Father Georg Sporschill has a mission. Since 1991 the devout Jesuit looks after children of the streets. His social project Concordia founded the “City of the Children” in the Republic of Moldova four years ago.
A paradise for children
The City of the Children is the home for 300 needy children. Father Sporschill and his project Concordia found the ideal conditions for their plans in Pirita, a small village in the north of the country. With the financial aid of the Moldovan government, Austrian companies and private sponsors, a fallow children’s village had been renovated for three years. Next to innumerable homes, there is a kindergarten, a school, a hospital, a sports hall and a soup kitchen. Teenagers learn mechanical skills in training workshops. “With the City of the Children we developed a model for social centres in Moldova,” explains Father Sporschill. Today Concordia runs 15 social centres with soup kitchens all over the country.
Hard life in the countryside

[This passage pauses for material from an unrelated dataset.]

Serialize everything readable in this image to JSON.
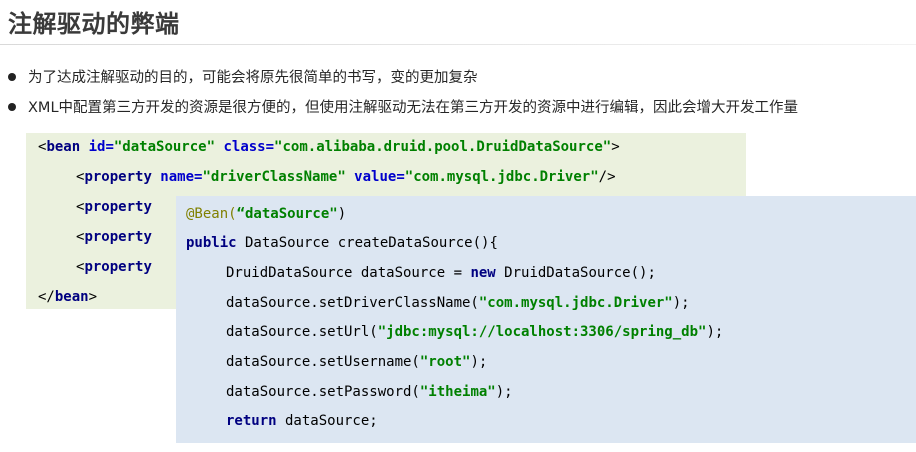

Life can’t be more diverse than in the Republic of Moldova. Whereas the capital city Chisinau undergoes an economic boom, the situation in the countryside is precarious. One fourth of the population, roughly 1 million people, left the country. The Moldovans living abroad work in Russia, Italy, Greece, Turkey or Cyprus. Due to an illegal residence status, often Moldovans have to do ill-paid jobs. Old people and children are left behind in the villages. Some parts of the country are nearly deserted. There are hardly any vacancies; the salaries of 100 euros are low. In the rural areas of the south life is extremely difficult. “There are no future perspectives for children. These are unbearable conditions for a country so close to the EU,” gets Sporschill excited.
The Father full of energy
After 16 years of intensive work with needy children, the bearer of a badge of honour for humanitarian merits still sets his sight high. A social centre in Sofia, the capital of Bulgaria, is under construction. “Hopefully we are successful everywhere in sensitizing people for social issues,” is the Austrian optimistic. He needs young people with heart and initiative and wants to train them as social employers. Step by step he wants to pass on his duties, which fulfilled his own life. “As long as there are children on the streets, I’ll be discontent,” so the 62-year-old Father. There is no normal day in the life of the Jesuit. Day by day he finds himself in “the ordinary madness”. Important hours with the children, contact to his friends, long phone calls and the work in his office are central points of his life. Father Sporschill has no problems to motivate himself because, “needy people mobilize my best vigours.”